→ **GOAL OF THE EXERCISE**
An identical copy of all the entries is the required result.

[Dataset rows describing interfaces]
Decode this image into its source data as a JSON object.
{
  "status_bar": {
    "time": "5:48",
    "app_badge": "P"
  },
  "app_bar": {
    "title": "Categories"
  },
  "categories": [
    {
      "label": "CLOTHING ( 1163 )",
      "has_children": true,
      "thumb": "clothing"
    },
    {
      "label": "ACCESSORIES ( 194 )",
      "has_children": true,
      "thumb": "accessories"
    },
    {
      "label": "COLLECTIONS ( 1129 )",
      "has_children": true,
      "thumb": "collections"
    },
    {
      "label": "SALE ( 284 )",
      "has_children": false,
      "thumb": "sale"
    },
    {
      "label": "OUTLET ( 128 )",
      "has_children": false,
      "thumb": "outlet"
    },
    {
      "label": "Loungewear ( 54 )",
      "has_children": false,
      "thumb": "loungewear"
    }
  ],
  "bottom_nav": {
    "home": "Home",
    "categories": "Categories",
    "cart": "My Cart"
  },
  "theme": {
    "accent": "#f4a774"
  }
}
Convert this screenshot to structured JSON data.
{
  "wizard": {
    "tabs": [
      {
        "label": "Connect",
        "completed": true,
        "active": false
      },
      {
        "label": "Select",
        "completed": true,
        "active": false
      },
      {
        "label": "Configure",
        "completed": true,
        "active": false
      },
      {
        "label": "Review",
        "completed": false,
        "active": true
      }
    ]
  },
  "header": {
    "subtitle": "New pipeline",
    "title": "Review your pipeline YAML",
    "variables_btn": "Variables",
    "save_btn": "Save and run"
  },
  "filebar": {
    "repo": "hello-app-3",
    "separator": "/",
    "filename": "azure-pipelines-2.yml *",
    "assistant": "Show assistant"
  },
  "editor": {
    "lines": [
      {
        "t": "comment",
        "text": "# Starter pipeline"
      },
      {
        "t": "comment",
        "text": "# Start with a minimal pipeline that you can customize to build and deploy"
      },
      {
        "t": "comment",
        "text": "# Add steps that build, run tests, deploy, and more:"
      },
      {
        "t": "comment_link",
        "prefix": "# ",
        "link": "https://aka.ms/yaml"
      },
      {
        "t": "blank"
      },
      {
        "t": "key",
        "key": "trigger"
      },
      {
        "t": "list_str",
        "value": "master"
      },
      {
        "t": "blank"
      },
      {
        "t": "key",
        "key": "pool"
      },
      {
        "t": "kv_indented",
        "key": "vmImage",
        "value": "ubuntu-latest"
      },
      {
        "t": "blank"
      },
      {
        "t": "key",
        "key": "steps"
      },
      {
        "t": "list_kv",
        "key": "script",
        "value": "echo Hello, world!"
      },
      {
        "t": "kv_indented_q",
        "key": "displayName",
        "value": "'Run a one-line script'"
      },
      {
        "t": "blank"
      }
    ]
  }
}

→ **EXPECTED ANSWER**
Decode this image into its source data as a JSON object.
{
  "status_bar": {
    "time": "5:48",
    "app_badge": "P"
  },
  "app_bar": {
    "title": "Categories"
  },
  "categories": [
    {
      "label": "CLOTHING ( 1163 )",
      "has_children": true,
      "thumb": "clothing"
    },
    {
      "label": "ACCESSORIES ( 194 )",
      "has_children": true,
      "thumb": "accessories"
    },
    {
      "label": "COLLECTIONS ( 1129 )",
      "has_children": true,
      "thumb": "collections"
    },
    {
      "label": "SALE ( 284 )",
      "has_children": false,
      "thumb": "sale"
    },
    {
      "label": "OUTLET ( 128 )",
      "has_children": false,
      "thumb": "outlet"
    },
    {
      "label": "Loungewear ( 54 )",
      "has_children": false,
      "thumb": "loungewear"
    }
  ],
  "bottom_nav": {
    "home": "Home",
    "categories": "Categories",
    "cart": "My Cart"
  },
  "theme": {
    "accent": "#f4a774"
  }
}
Convert this screenshot to structured JSON data.
{
  "wizard": {
    "tabs": [
      {
        "label": "Connect",
        "completed": true,
        "active": false
      },
      {
        "label": "Select",
        "completed": true,
        "active": false
      },
      {
        "label": "Configure",
        "completed": true,
        "active": false
      },
      {
        "label": "Review",
        "completed": false,
        "active": true
      }
    ]
  },
  "header": {
    "subtitle": "New pipeline",
    "title": "Review your pipeline YAML",
    "variables_btn": "Variables",
    "save_btn": "Save and run"
  },
  "filebar": {
    "repo": "hello-app-3",
    "separator": "/",
    "filename": "azure-pipelines-2.yml *",
    "assistant": "Show assistant"
  },
  "editor": {
    "lines": [
      {
        "t": "comment",
        "text": "# Starter pipeline"
      },
      {
        "t": "comment",
        "text": "# Start with a minimal pipeline that you can customize to build and deploy"
      },
      {
        "t": "comment",
        "text": "# Add steps that build, run tests, deploy, and more:"
      },
      {
        "t": "comment_link",
        "prefix": "# ",
        "link": "https://aka.ms/yaml"
      },
      {
        "t": "blank"
      },
      {
        "t": "key",
        "key": "trigger"
      },
      {
        "t": "list_str",
        "value": "master"
      },
      {
        "t": "blank"
      },
      {
        "t": "key",
        "key": "pool"
      },
      {
        "t": "kv_indented",
        "key": "vmImage",
        "value": "ubuntu-latest"
      },
      {
        "t": "blank"
      },
      {
        "t": "key",
        "key": "steps"
      },
      {
        "t": "list_kv",
        "key": "script",
        "value": "echo Hello, world!"
      },
      {
        "t": "kv_indented_q",
        "key": "displayName",
        "value": "'Run a one-line script'"
      },
      {
        "t": "blank"
      }
    ]
  }
}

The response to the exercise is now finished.